An exact copy of every record is needed, with all pictures omitted.
### INPUT FOR THIS TASK ###
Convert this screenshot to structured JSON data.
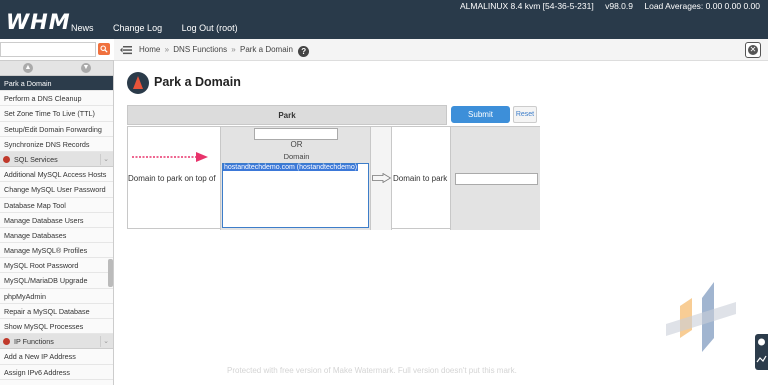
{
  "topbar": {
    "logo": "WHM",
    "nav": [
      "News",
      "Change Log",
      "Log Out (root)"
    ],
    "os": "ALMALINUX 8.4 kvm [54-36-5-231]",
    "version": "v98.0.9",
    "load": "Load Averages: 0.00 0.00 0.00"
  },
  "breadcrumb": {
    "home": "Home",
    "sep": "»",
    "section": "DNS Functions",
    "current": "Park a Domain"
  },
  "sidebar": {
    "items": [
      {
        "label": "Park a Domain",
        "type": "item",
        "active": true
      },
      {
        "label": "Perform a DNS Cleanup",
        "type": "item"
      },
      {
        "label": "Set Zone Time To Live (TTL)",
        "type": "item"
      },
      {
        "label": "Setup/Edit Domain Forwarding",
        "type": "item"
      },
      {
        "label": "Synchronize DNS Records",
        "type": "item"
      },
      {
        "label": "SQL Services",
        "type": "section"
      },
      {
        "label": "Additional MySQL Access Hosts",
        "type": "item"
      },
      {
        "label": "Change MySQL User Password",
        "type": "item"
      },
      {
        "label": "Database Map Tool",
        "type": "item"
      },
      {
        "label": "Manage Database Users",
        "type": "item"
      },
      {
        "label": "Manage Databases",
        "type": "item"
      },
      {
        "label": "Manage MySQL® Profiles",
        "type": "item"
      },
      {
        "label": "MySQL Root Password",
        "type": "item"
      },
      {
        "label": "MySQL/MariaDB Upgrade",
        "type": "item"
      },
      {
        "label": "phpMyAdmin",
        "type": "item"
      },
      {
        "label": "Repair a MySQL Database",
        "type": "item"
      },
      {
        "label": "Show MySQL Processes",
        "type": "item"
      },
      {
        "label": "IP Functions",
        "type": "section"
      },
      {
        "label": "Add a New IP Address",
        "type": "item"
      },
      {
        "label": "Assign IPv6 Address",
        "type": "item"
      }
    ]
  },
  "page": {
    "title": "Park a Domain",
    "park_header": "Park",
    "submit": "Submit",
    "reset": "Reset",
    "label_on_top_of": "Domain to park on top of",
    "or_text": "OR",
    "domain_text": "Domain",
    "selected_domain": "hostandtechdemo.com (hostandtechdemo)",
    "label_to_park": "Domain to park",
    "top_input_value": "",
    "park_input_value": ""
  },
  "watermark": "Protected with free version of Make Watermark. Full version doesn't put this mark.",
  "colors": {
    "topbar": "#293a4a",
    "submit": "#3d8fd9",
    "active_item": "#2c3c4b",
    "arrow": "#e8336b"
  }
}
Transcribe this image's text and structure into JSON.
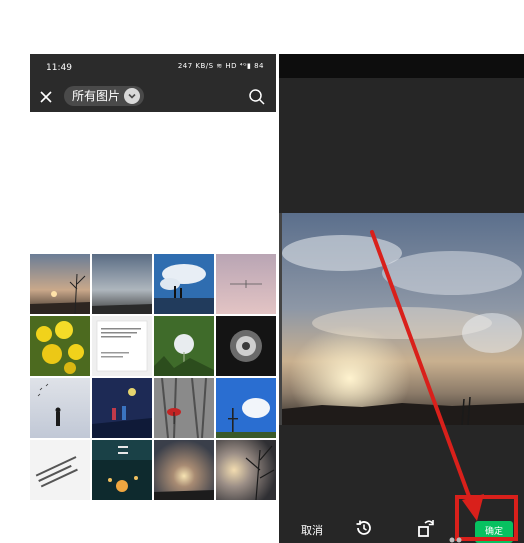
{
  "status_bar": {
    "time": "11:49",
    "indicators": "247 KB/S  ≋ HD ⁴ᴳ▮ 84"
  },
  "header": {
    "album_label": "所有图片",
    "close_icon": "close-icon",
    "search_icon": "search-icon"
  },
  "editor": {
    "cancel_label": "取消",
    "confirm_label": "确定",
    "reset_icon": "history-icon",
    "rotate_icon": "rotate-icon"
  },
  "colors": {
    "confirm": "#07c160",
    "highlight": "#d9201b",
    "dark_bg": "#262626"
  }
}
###
ANSWER SPACE -
Convert this screenshot to structured JSON data.
{
  "topbar": {
    "logo": "WHM",
    "nav": [
      "News",
      "Change Log",
      "Log Out (root)"
    ],
    "os": "ALMALINUX 8.4 kvm [54-36-5-231]",
    "version": "v98.0.9",
    "load": "Load Averages: 0.00 0.00 0.00"
  },
  "breadcrumb": {
    "home": "Home",
    "sep": "»",
    "section": "DNS Functions",
    "current": "Park a Domain"
  },
  "sidebar": {
    "items": [
      {
        "label": "Park a Domain",
        "type": "item",
        "active": true
      },
      {
        "label": "Perform a DNS Cleanup",
        "type": "item"
      },
      {
        "label": "Set Zone Time To Live (TTL)",
        "type": "item"
      },
      {
        "label": "Setup/Edit Domain Forwarding",
        "type": "item"
      },
      {
        "label": "Synchronize DNS Records",
        "type": "item"
      },
      {
        "label": "SQL Services",
        "type": "section"
      },
      {
        "label": "Additional MySQL Access Hosts",
        "type": "item"
      },
      {
        "label": "Change MySQL User Password",
        "type": "item"
      },
      {
        "label": "Database Map Tool",
        "type": "item"
      },
      {
        "label": "Manage Database Users",
        "type": "item"
      },
      {
        "label": "Manage Databases",
        "type": "item"
      },
      {
        "label": "Manage MySQL® Profiles",
        "type": "item"
      },
      {
        "label": "MySQL Root Password",
        "type": "item"
      },
      {
        "label": "MySQL/MariaDB Upgrade",
        "type": "item"
      },
      {
        "label": "phpMyAdmin",
        "type": "item"
      },
      {
        "label": "Repair a MySQL Database",
        "type": "item"
      },
      {
        "label": "Show MySQL Processes",
        "type": "item"
      },
      {
        "label": "IP Functions",
        "type": "section"
      },
      {
        "label": "Add a New IP Address",
        "type": "item"
      },
      {
        "label": "Assign IPv6 Address",
        "type": "item"
      }
    ]
  },
  "page": {
    "title": "Park a Domain",
    "park_header": "Park",
    "submit": "Submit",
    "reset": "Reset",
    "label_on_top_of": "Domain to park on top of",
    "or_text": "OR",
    "domain_text": "Domain",
    "selected_domain": "hostandtechdemo.com (hostandtechdemo)",
    "label_to_park": "Domain to park",
    "top_input_value": "",
    "park_input_value": ""
  },
  "watermark": "Protected with free version of Make Watermark. Full version doesn't put this mark.",
  "colors": {
    "topbar": "#293a4a",
    "submit": "#3d8fd9",
    "active_item": "#2c3c4b",
    "arrow": "#e8336b"
  }
}
Transcribe this image's text and structure into JSON.
{
  "status_bar": {
    "time": "11:49",
    "indicators": "247 KB/S  ≋ HD ⁴ᴳ▮ 84"
  },
  "header": {
    "album_label": "所有图片",
    "close_icon": "close-icon",
    "search_icon": "search-icon"
  },
  "editor": {
    "cancel_label": "取消",
    "confirm_label": "确定",
    "reset_icon": "history-icon",
    "rotate_icon": "rotate-icon"
  },
  "colors": {
    "confirm": "#07c160",
    "highlight": "#d9201b",
    "dark_bg": "#262626"
  }
}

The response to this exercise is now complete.